**Task brief**
Which lines of the listing hold the string "date"? Copy those lines.

**Material provided**
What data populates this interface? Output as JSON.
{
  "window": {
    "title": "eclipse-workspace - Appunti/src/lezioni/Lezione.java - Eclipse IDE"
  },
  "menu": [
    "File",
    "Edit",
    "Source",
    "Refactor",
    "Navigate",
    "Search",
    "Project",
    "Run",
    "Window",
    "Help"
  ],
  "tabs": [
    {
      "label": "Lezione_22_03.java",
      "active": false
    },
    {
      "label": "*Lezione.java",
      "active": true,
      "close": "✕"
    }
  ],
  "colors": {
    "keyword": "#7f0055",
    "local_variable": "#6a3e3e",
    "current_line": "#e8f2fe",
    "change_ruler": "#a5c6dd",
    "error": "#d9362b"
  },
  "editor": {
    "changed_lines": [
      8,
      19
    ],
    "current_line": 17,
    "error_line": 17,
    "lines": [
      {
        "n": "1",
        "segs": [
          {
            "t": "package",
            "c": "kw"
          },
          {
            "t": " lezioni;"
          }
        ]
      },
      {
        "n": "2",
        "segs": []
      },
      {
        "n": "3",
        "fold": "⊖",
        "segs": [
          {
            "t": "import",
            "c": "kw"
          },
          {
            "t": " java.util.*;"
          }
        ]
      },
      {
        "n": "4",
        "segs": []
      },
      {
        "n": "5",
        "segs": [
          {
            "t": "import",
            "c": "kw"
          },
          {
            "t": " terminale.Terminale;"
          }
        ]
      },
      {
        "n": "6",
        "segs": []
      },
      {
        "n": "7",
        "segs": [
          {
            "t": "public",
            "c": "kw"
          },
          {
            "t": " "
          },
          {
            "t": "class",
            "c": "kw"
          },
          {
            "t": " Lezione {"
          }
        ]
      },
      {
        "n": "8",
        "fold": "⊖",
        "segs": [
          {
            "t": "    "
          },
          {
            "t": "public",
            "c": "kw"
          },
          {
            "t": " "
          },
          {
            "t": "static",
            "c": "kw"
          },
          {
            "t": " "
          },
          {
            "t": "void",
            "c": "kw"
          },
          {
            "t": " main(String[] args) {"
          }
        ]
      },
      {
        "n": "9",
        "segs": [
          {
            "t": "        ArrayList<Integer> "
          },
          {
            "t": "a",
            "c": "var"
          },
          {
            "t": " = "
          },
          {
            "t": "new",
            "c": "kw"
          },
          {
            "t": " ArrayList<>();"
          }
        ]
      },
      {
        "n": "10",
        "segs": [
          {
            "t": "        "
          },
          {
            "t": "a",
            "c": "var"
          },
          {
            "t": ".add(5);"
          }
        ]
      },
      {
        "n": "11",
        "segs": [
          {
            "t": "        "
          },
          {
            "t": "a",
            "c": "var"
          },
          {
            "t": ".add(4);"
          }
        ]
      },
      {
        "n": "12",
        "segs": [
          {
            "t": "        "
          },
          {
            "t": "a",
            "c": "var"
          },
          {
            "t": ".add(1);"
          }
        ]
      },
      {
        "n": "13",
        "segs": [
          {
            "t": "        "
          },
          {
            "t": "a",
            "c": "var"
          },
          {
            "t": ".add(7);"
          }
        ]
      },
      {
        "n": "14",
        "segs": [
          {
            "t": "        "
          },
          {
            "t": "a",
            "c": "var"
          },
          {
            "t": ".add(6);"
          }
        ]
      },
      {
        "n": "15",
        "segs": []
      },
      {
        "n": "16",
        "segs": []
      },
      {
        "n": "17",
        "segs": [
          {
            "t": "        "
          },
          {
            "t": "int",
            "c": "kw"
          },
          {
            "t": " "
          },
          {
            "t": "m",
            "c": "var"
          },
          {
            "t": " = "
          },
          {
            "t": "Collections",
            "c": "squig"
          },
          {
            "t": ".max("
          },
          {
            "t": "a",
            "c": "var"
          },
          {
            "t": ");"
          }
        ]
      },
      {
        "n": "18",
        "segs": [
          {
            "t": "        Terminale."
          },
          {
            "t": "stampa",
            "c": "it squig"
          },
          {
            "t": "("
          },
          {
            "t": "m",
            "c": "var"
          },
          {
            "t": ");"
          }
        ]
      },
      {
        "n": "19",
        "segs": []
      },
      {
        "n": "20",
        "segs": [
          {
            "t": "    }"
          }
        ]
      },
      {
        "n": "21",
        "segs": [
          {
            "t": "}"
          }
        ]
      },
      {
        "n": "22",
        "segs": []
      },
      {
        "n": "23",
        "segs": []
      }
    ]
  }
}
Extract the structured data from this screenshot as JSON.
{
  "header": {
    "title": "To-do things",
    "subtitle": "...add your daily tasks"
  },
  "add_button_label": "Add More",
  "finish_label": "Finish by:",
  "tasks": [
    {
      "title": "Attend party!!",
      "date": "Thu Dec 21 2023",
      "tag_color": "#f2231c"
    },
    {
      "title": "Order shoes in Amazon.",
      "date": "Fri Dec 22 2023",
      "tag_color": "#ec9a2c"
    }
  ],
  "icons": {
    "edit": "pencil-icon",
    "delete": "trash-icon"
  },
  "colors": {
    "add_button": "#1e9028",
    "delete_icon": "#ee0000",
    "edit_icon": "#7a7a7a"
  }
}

**Written solution**
      "date": "Thu Dec 21 2023",
      "date": "Fri Dec 22 2023",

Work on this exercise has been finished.